- **WHAT TO WORK ON**
With the pictures left out, restate every entry word for word.

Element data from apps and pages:
== == ==
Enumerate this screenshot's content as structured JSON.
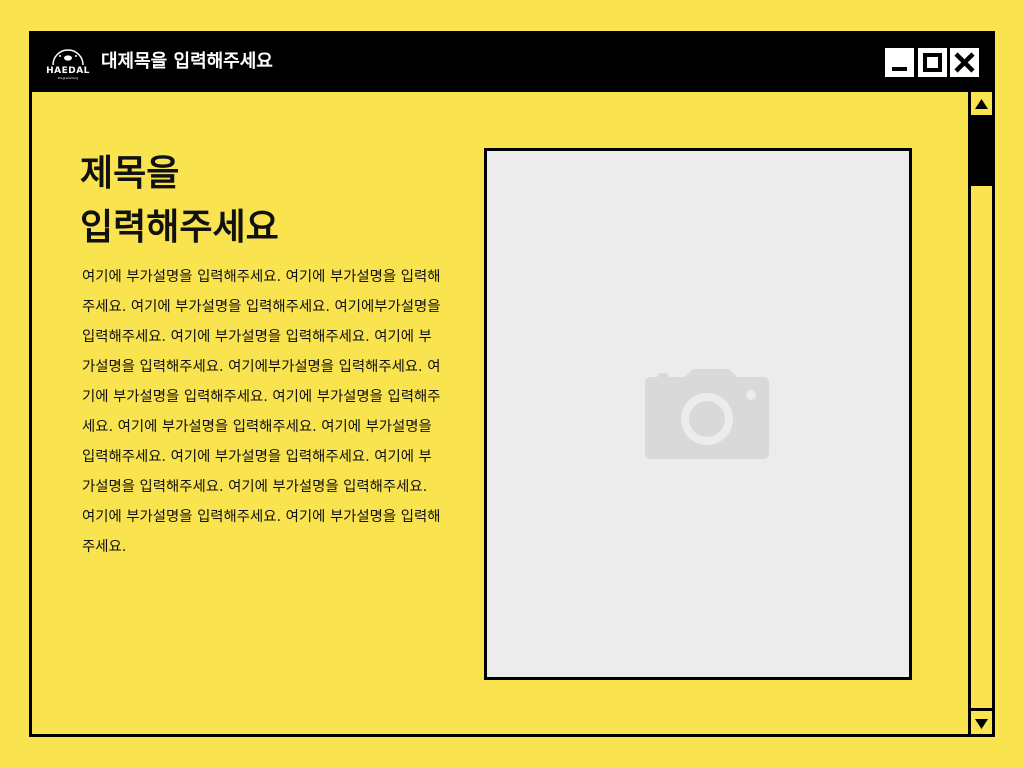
{
  "app": {
    "logo_name": "HAEDAL",
    "logo_sub": "Programming"
  },
  "window": {
    "title": "대제목을 입력해주세요",
    "controls": {
      "minimize_icon": "minimize-icon",
      "maximize_icon": "maximize-icon",
      "close_icon": "close-icon"
    }
  },
  "main": {
    "heading_line1": "제목을",
    "heading_line2": "입력해주세요",
    "body": "여기에 부가설명을 입력해주세요. 여기에 부가설명을 입력해주세요. 여기에 부가설명을 입력해주세요. 여기에부가설명을 입력해주세요. 여기에 부가설명을 입력해주세요. 여기에 부가설명을 입력해주세요. 여기에부가설명을 입력해주세요. 여기에 부가설명을 입력해주세요. 여기에 부가설명을 입력해주세요. 여기에 부가설명을 입력해주세요. 여기에 부가설명을 입력해주세요. 여기에 부가설명을 입력해주세요. 여기에 부가설명을 입력해주세요. 여기에 부가설명을 입력해주세요. 여기에 부가설명을 입력해주세요. 여기에 부가설명을 입력해주세요.",
    "image_placeholder_icon": "camera-icon"
  },
  "scrollbar": {
    "up_icon": "triangle-up-icon",
    "down_icon": "triangle-down-icon"
  },
  "colors": {
    "background": "#f9e34f",
    "titlebar": "#000000",
    "placeholder_bg": "#ececec",
    "placeholder_icon": "#d9d9d9"
  }
}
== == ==
- **WRITTEN ANSWER**
Enumerate this screenshot's content as structured JSON.
{
  "app": {
    "logo_name": "HAEDAL",
    "logo_sub": "Programming"
  },
  "window": {
    "title": "대제목을 입력해주세요",
    "controls": {
      "minimize_icon": "minimize-icon",
      "maximize_icon": "maximize-icon",
      "close_icon": "close-icon"
    }
  },
  "main": {
    "heading_line1": "제목을",
    "heading_line2": "입력해주세요",
    "body": "여기에 부가설명을 입력해주세요. 여기에 부가설명을 입력해주세요. 여기에 부가설명을 입력해주세요. 여기에부가설명을 입력해주세요. 여기에 부가설명을 입력해주세요. 여기에 부가설명을 입력해주세요. 여기에부가설명을 입력해주세요. 여기에 부가설명을 입력해주세요. 여기에 부가설명을 입력해주세요. 여기에 부가설명을 입력해주세요. 여기에 부가설명을 입력해주세요. 여기에 부가설명을 입력해주세요. 여기에 부가설명을 입력해주세요. 여기에 부가설명을 입력해주세요. 여기에 부가설명을 입력해주세요. 여기에 부가설명을 입력해주세요.",
    "image_placeholder_icon": "camera-icon"
  },
  "scrollbar": {
    "up_icon": "triangle-up-icon",
    "down_icon": "triangle-down-icon"
  },
  "colors": {
    "background": "#f9e34f",
    "titlebar": "#000000",
    "placeholder_bg": "#ececec",
    "placeholder_icon": "#d9d9d9"
  }
}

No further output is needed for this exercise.